But obstacles remain. Convincing consumers it's worth learning to use a new online registration system is no easy task. "It's very challenging to describe this to consumers," said Bruce Anderson, senior vice president of Blockbuster's digital efforts.
And not every company is part of Ultraviolet. Walt Disney Studios is working on a competing venture called Keychest. Apple, the biggest seller of movies online, is not participating in either project.
Meanwhile, because of studios' deals with pay-cable channels such as HBO, movies disappear from and reappear in online stores with no explanation, potentially confusing customers. That's because the networks have exclusive rights to pipe movies into homes during a series of cycles that begin four to six months after the DVD release.
These pay-cable "windows" are so restrictive that consumers wouldn't even be able to access movies they own in Ultraviolet's digital locker during one of those blackout periods.
Studio executives say they're optimistic that particular headache will be resolved soon. But the pay channels are unlikely to allow movies to be sold online while they have the rights unless they negotiate a reduction in rights fees worth hundreds of millions of dollars per year.
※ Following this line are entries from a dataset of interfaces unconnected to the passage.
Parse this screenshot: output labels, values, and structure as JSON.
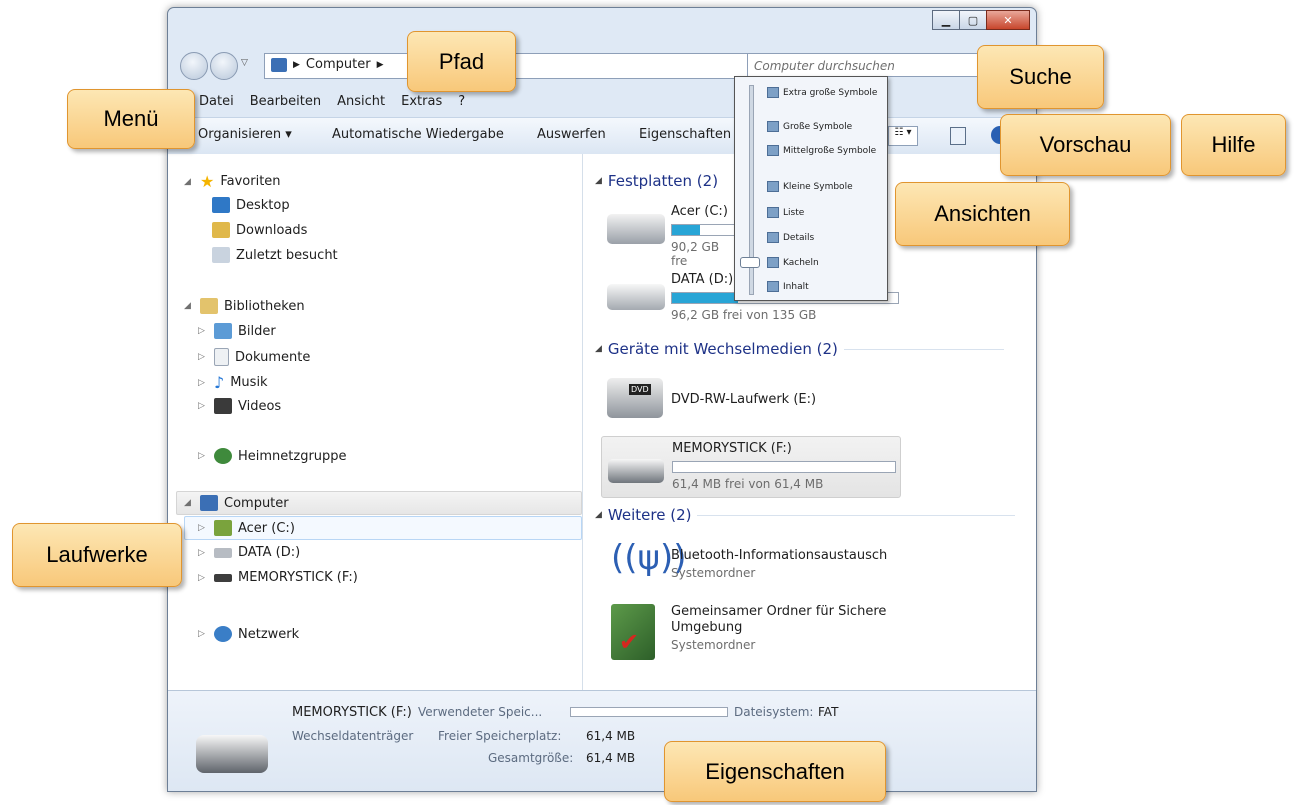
{
  "nav": {
    "breadcrumb": [
      "Computer"
    ],
    "search_placeholder": "Computer durchsuchen"
  },
  "menu": [
    "Datei",
    "Bearbeiten",
    "Ansicht",
    "Extras",
    "?"
  ],
  "toolbar": {
    "organize": "Organisieren",
    "autoplay": "Automatische Wiedergabe",
    "eject": "Auswerfen",
    "properties": "Eigenschaften"
  },
  "tree": {
    "favorites": "Favoriten",
    "desktop": "Desktop",
    "downloads": "Downloads",
    "recent": "Zuletzt besucht",
    "libraries": "Bibliotheken",
    "pictures": "Bilder",
    "documents": "Dokumente",
    "music": "Musik",
    "videos": "Videos",
    "homegroup": "Heimnetzgruppe",
    "computer": "Computer",
    "drive_c": "Acer (C:)",
    "drive_d": "DATA (D:)",
    "drive_f": "MEMORYSTICK (F:)",
    "network": "Netzwerk"
  },
  "main": {
    "hdd_header": "Festplatten (2)",
    "drive_c_name": "Acer (C:)",
    "drive_c_free": "90,2 GB fre",
    "drive_c_fill": 0.42,
    "drive_d_name": "DATA (D:)",
    "drive_d_free": "96,2 GB frei von 135 GB",
    "drive_d_fill": 0.29,
    "removable_header": "Geräte mit Wechselmedien (2)",
    "dvd_name": "DVD-RW-Laufwerk (E:)",
    "dvd_badge": "DVD",
    "stick_name": "MEMORYSTICK (F:)",
    "stick_free": "61,4 MB frei von 61,4 MB",
    "stick_fill": 0,
    "other_header": "Weitere (2)",
    "bt_name": "Bluetooth-Informationsaustausch",
    "bt_type": "Systemordner",
    "share_name_1": "Gemeinsamer Ordner für Sichere",
    "share_name_2": "Umgebung",
    "share_type": "Systemordner"
  },
  "view_menu": [
    "Extra große Symbole",
    "Große Symbole",
    "Mittelgroße Symbole",
    "Kleine Symbole",
    "Liste",
    "Details",
    "Kacheln",
    "Inhalt"
  ],
  "details": {
    "name": "MEMORYSTICK (F:)",
    "type": "Wechseldatenträger",
    "used_label": "Verwendeter Speic...",
    "fs_label": "Dateisystem:",
    "fs_value": "FAT",
    "free_label": "Freier Speicherplatz:",
    "free_value": "61,4 MB",
    "total_label": "Gesamtgröße:",
    "total_value": "61,4 MB"
  },
  "callouts": {
    "path": "Pfad",
    "search": "Suche",
    "menu": "Menü",
    "preview": "Vorschau",
    "help": "Hilfe",
    "views": "Ansichten",
    "drives": "Laufwerke",
    "properties": "Eigenschaften"
  },
  "colors": {
    "accent": "#1e3287",
    "bar_fill": "#28a5d6",
    "callout": "#f8c87a"
  }
}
"We anticipate finding common ground with our studio partners on the issue of digital technology just as we have with many other technological enhancements over the years," said Bruce Grivetti, HBO's president of film programming. "We pay a premium price to our studio partners, and in return our subscribers get what they expect from HBO: high-quality, exclusive content."
Digital distribution veterans say the HBO conflict is the latest example of a tension that has always underlain the business: the desire to increase Internet revenue without putting substantial but shrinking profits from DVDs and television at risk.
"It's a bit of a Catch-22," said Jim Ramo, who was chief executive of Movielink, a defunct joint venture among five major studios to sell movies online. "The studios don't want to risk their traditional model unless they see an opportunity to make more in online distribution. Yet unless they add something new to digital, they may be holding that business back."